We all buy into one stereotype or another. It can be as simple as thinking that someone who dresses in ragged jeans and a tattered sweatshirt couldn't possibly pay for all the groceries in his cart. For health care workers, though, that unconscious bias can result in a hasty, improper diagnosis or worse. Patients who look indigent can be ignored or dismissed altogether -- because the doctors or nurses think they will not be paid.
The results of a recent study showed that doctors may not suffer many consequences for that bias. Researchers found that poor people are less likely to sue for medical malpractice than patients with money are.
It is a surprising conclusion for a number of reasons, not the least of which is that doctors tend to believe the reverse is true. According to the study's authors, physicians may be reluctant to treat poor patients because they believe those patients are more likely to sue.
The researchers analyzed existing malpractice claim and litigation data and compared the results for low-income patients to groups in other income tiers. Not only did they discover that low-income people are less likely to sue, but they also discovered why: This sector has little access to legal resources and insufficient funds to file suit.
The authors assert that the medical community can address the problem. Medical schools and care systems can train doctors how to deliver "culturally competent care." Cultural sensitivity programs have been successful in the health industry, so it makes sense to encourage their adoption everywhere.
Some of the responsibility should be shifted to the patients, too, the authors say. Patients must learn to take an active part in their own health. Again, patient involvement has been proven successful.
Success is measured not just by a reduction in litigation or medical malpractice claims. The proper combination of cultural competence and patient involvement can lead to better care and higher satisfaction for both physicians and their patients.

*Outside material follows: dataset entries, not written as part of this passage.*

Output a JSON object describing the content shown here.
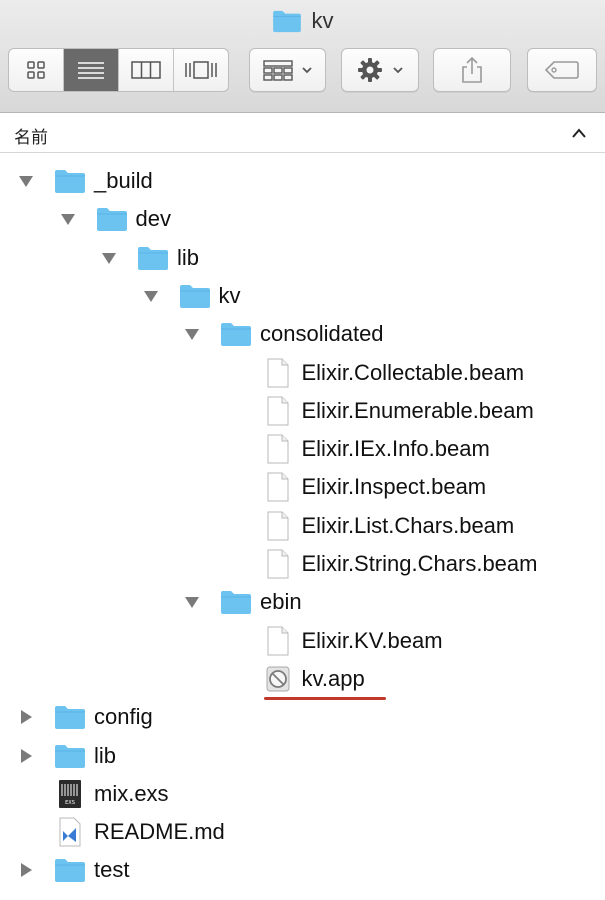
{
  "window": {
    "title": "kv"
  },
  "toolbar": {
    "view_modes": [
      "icon-view",
      "list-view",
      "column-view",
      "cover-flow-view"
    ],
    "active_view": "list-view",
    "group_button": "arrange",
    "action_button": "action",
    "share_button": "share",
    "tag_button": "tags"
  },
  "header": {
    "column_label": "名前",
    "sort": "ascending"
  },
  "files": [
    {
      "name": "_build",
      "kind": "folder",
      "level": 0,
      "expanded": true
    },
    {
      "name": "dev",
      "kind": "folder",
      "level": 1,
      "expanded": true
    },
    {
      "name": "lib",
      "kind": "folder",
      "level": 2,
      "expanded": true
    },
    {
      "name": "kv",
      "kind": "folder",
      "level": 3,
      "expanded": true
    },
    {
      "name": "consolidated",
      "kind": "folder",
      "level": 4,
      "expanded": true
    },
    {
      "name": "Elixir.Collectable.beam",
      "kind": "file",
      "level": 5
    },
    {
      "name": "Elixir.Enumerable.beam",
      "kind": "file",
      "level": 5
    },
    {
      "name": "Elixir.IEx.Info.beam",
      "kind": "file",
      "level": 5
    },
    {
      "name": "Elixir.Inspect.beam",
      "kind": "file",
      "level": 5
    },
    {
      "name": "Elixir.List.Chars.beam",
      "kind": "file",
      "level": 5
    },
    {
      "name": "Elixir.String.Chars.beam",
      "kind": "file",
      "level": 5
    },
    {
      "name": "ebin",
      "kind": "folder",
      "level": 4,
      "expanded": true
    },
    {
      "name": "Elixir.KV.beam",
      "kind": "file",
      "level": 5
    },
    {
      "name": "kv.app",
      "kind": "app",
      "level": 5,
      "highlighted": true
    },
    {
      "name": "config",
      "kind": "folder",
      "level": 0,
      "expanded": false
    },
    {
      "name": "lib",
      "kind": "folder",
      "level": 0,
      "expanded": false
    },
    {
      "name": "mix.exs",
      "kind": "exs",
      "level": 0
    },
    {
      "name": "README.md",
      "kind": "md",
      "level": 0
    },
    {
      "name": "test",
      "kind": "folder",
      "level": 0,
      "expanded": false
    }
  ],
  "colors": {
    "folder": "#6cc3f0",
    "folder_tab": "#5ab3e6",
    "highlight_underline": "#c0392b",
    "active_segment": "#6a6a6a"
  },
  "icons": {
    "exs_label": "EXS"
  }
}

It can also eliminate bias in the delivery of health care -- bias based on gender, race, ethnicity, sexual orientation or socio-economic status.
Source: MSN.Health, "Poor Patients Less Likely to Sue Doctors, Analysis Shows," Mary Elizabeth Dallas, Feb. 28, 2012